Brexit Stories: 'Robots could ease the Brexit uncertainty felt by manufacturers'

Brexit Stories: 'Robots could ease the Brexit uncertainty felt by manufacturers'

Mark Gray. Image: Mark Gray

Friday, February 15, 2019

Mark Gray, 50, has worked at Universal Robots for two years as area sales manager. He lives in Doncaster.

The Danish company, which has offices in several European countries, the US and Japan, makes what it calls ‘collaborative robots’ - small robots that can complete tasks alongside humans, rather than instead of them.

“Brexit has given us a bit of a boost. The robot market has always been slow to be adopted in the UK as opposed to everywhere else in Europe, but Brexit has given most manufacturing companies a motive to do something.

We’ve seen an increase in sales since the Brexit vote. It’s working in our favour because we can offer a solution to a labour gap in the market. Collaborative robots are one solution to the gap caused by fewer immigrants coming in to do lower-skilled jobs.

It wouldn’t replace humans or take away jobs. The thought process that comes with robots being implemented into factories is that it’s either a robot or a person doing the role, but that doesn’t have to be the case.

The human/robot collaboration actually makes for a more productive manufacturing process - they can work as a partnership.


'Manufacturers don't like uncertainty'

“I think demand will continue to increase but it’ll become more focused. There’s a lot of uncertainty with manufacturers, specifically in the automotive manufacturing chain.

Management doesn’t like uncertainty, and things like rising labour costs and increased costs for components, they don’t like.

But automation - robotics - is one fixed cost. Once you’ve invested in that, it stays the same, so you can plan ahead and have a work plan for a good three or four years.

It’s the unknown cost the manufacturers don’t like, and this is what Brexit is going to bring to us. After March, we’ll have less and less people coming to work here from Europe, and we’ll have a lot more people leaving.

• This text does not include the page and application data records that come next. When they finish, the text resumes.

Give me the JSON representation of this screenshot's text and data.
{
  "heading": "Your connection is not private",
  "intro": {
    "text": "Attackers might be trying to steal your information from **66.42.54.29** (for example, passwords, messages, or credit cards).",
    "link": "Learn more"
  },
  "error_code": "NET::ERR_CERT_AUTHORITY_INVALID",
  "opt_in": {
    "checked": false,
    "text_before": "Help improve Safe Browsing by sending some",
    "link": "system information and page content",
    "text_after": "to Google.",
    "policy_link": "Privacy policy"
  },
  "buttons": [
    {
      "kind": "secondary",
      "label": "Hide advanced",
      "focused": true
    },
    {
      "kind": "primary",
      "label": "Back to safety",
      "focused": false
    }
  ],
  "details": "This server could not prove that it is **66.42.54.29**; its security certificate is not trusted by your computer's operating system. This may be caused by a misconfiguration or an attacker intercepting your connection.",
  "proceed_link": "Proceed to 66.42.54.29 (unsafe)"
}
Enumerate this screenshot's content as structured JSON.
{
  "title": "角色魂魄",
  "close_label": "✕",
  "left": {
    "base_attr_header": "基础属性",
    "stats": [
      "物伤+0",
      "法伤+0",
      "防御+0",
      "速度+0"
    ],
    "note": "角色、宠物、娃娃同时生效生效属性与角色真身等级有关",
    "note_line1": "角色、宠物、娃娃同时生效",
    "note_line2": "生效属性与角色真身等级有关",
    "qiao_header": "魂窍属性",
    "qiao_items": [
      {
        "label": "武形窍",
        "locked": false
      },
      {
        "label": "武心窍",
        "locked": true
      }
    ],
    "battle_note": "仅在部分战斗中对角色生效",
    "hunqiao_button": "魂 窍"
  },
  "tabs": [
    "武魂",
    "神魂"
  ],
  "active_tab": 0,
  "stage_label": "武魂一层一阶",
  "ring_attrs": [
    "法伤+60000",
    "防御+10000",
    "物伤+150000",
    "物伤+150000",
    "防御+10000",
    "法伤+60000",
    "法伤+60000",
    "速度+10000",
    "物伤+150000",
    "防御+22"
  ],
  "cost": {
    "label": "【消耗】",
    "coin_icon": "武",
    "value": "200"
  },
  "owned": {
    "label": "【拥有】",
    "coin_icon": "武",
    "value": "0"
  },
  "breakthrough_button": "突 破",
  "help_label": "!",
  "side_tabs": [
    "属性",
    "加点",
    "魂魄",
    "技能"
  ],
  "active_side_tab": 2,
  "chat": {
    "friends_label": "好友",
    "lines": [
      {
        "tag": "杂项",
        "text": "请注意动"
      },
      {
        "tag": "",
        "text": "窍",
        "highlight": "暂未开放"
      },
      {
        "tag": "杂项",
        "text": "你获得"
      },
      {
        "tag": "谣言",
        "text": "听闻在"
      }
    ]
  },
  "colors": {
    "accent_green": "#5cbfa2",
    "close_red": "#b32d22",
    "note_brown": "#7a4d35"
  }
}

There’ll be a skilled labour gap in the market, and we’ll have to pay people more money to do those jobs. By putting robots in position, you know what the cost will be over a period of time.”


As told to talkRADIO